This study is primarily focused on the influence of horizontal longitudinal vibrations and the condensation section temperature on the heat transfer performance of a grooved cylindrical copper heat pipe, with a length of 600mm and an outer diameter of 8mm. Longitudinal vibrations with frequencies of 3, 4, 5, 6, and 9Hz and amplitudes of 2.8, 5, 10, 15, 20, and 25mm, which would give accelerations in the range of 0.1-1.01g, were experimentally tested. The condensation section temperature was set at 20, 30, or 40C. A heating jacket and a cooling sleeve were installed at the evaporation and condensation sections of the test cell to mimic a constant heat flux and a constant temperature boundary, respectively. When the heat pipe started to vibrate horizontally in the longitudinal direction, this vibration caused an increase in the heat transfer of the heat pipe that was directly proportional to the input vibration energy below 500mm 2 Hz 2. When the value of the vibration energy exceeded this value, the heat transfer enhancement per unit vibration energy decreased rapidly. Along with the decrease in the condensation section temperature, the average temperature of the heating section decreases. The influence of the condensation section temperature on the maximum heat transfer is much greater than that of the vibrations.

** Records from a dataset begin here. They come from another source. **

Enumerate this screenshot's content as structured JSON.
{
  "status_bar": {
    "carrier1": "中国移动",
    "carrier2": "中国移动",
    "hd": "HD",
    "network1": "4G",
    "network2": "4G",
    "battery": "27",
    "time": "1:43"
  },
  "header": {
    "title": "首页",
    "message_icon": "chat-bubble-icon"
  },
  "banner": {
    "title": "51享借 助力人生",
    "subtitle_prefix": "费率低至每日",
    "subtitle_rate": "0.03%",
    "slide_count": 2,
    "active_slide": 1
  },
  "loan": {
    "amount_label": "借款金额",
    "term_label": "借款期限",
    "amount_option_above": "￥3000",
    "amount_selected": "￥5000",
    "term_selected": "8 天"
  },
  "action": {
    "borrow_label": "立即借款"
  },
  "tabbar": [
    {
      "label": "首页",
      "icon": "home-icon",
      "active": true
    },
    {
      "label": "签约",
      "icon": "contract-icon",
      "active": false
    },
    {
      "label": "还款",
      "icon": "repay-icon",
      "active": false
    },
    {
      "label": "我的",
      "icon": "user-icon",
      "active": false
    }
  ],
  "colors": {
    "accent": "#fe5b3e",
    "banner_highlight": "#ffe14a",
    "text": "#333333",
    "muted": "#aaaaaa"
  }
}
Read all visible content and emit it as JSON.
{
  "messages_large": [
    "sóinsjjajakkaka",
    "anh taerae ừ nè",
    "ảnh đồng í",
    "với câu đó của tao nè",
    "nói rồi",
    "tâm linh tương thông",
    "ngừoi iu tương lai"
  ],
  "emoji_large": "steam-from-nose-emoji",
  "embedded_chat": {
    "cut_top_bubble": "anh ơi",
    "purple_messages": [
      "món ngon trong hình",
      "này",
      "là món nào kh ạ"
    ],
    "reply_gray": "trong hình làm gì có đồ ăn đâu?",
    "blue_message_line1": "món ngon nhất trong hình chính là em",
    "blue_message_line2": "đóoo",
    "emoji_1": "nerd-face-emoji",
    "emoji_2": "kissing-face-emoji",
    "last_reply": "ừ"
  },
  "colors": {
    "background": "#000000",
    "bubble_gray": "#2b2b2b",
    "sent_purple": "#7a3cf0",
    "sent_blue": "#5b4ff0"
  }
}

All Science Journal Classification (ASJC) codes
- Condensed Matter Physics
- Mechanical Engineering
- Fluid Flow and Transfer Processes